The problem:
Across the entries below, tally every line that holds the string "time" and reply with the number only.

Task data:
==========

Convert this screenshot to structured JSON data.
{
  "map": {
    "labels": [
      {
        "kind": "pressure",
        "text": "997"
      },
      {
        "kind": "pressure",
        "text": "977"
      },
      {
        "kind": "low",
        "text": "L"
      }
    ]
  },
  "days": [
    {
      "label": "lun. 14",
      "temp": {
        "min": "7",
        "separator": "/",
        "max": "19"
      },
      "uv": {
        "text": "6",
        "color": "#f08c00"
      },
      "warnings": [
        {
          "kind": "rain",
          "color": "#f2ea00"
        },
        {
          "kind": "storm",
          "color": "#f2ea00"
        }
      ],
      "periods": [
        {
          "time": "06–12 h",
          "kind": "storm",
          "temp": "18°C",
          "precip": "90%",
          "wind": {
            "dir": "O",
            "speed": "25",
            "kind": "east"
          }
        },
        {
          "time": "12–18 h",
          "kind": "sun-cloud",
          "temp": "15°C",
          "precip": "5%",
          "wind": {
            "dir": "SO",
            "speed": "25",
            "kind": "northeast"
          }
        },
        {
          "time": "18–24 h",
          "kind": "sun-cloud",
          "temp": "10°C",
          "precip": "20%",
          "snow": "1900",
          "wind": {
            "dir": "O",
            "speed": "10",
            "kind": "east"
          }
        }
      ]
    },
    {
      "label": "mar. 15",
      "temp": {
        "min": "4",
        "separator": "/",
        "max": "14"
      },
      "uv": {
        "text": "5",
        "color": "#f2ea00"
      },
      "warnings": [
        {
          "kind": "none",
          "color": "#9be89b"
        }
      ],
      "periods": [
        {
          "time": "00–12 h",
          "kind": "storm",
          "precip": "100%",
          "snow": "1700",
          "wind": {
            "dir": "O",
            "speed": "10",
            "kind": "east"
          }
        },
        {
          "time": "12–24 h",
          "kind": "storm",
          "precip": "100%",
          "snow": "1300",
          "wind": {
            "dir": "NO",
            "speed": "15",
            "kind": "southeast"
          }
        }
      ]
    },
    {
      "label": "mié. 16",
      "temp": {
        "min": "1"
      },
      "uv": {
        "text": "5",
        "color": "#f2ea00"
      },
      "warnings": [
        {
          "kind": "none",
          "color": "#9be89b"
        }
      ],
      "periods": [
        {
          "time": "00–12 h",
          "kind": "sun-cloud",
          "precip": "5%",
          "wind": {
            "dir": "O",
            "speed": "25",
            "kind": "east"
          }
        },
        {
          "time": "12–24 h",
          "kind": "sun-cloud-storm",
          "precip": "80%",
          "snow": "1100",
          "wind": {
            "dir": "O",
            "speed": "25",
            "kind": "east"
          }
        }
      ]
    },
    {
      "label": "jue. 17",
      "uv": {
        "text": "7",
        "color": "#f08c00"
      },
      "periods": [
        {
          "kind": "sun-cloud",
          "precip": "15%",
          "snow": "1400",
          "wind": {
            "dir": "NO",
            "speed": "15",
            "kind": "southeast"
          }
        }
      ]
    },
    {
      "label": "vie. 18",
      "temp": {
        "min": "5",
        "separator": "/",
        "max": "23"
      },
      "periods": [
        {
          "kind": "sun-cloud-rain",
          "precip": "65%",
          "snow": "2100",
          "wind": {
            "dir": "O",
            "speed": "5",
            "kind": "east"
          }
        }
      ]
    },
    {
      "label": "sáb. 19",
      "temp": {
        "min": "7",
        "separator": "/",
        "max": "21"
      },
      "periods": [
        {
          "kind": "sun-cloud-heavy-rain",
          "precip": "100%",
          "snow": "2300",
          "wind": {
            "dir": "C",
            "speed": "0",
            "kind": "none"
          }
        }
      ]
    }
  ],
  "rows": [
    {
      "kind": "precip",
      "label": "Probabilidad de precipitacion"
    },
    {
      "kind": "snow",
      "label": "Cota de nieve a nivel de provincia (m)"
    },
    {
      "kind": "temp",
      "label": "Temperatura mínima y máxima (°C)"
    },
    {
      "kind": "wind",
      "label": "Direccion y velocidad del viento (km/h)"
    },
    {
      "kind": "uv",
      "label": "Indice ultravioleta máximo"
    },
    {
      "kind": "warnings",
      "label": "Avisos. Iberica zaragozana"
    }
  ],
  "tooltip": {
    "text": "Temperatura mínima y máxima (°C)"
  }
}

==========

Result of this exercise:
7